By my possibly wrong interpretation, by virtue of telling us we don’t have to use all the blocks FIRST is telling us we can cut the yellow jumper. The yellow jumper will not fit if you do not cut it. I would assume the person answering the Q/A would know this. You know what they say about assuming…
I will make sure the teams I mentor add a strip of electrical tape on the metal exposed end of the jumper.
You and me…both!
The instructions on assembly for the module specifically state that it can be cut: http://www2.usfirst.org/2007comp_1735_temp/Drawings/Battery%20Power%20Terminal%20Strip%20R3.pdf
- The assembly may be shortened as desired by removing the extra terminals and cutting the DIN rail and the center jumper bar(s) to the desired length(s).
In addition, a 4 motor drive with 40A breakers, and only one 20/30A fuse block could be satisfied with 2 red and 2 black, as the same document states that you can put 2 10ga or 3 12ga wires in the same connection:

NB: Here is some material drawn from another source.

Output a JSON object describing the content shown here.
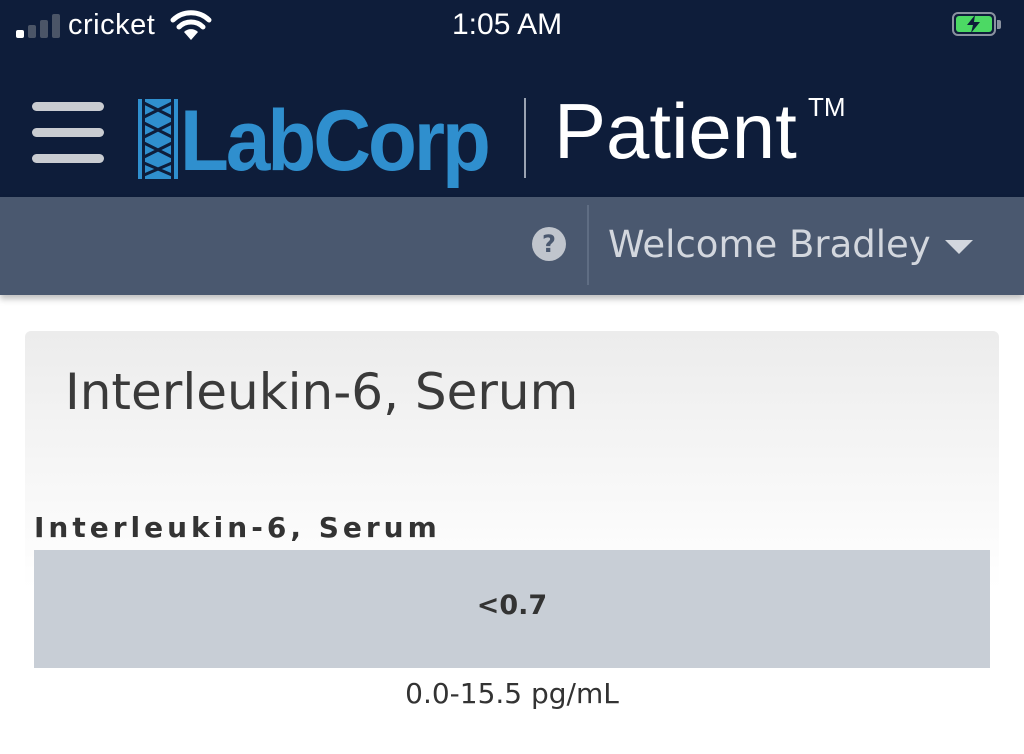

Maximum Wire Size and Max Quantity Allowed per 1492-J16xx Terminal
1 - #6 or
1 - #8 or
2 - #10 or
3 - #12 or
4 - #14 or
4 - #16
(2 connections for 4 12ga wires and 2 connections for 2 6ga wires on the black, 3 connections for 3 6ga wires on the red).
Given that these are the instructions they are providing us on how to assemble this, unless there is a rule that specifically makes this illegal (which I was unable to find), as far as I am concerned it should be legal.
I agree that the instructions from Rockwell say it can be cut. But the normal use of this system is inside an enclosure where there will be no contact with other parts, electrical and mechanical. Our use has not been fully considered for insulating the cut ends and I am hoping that the GDC addresses this in the future.
The instructions don’t seem to be generic, however, as the drawing has FIRST in the part number, and the written instructions specifically reference that drawing.
Note that the drawing and instruction sheet in your link all have “Rockwell” on them. I believe that the drawing was made for FIRST but that the instruction sheet is the one provided to installers by Rockwell.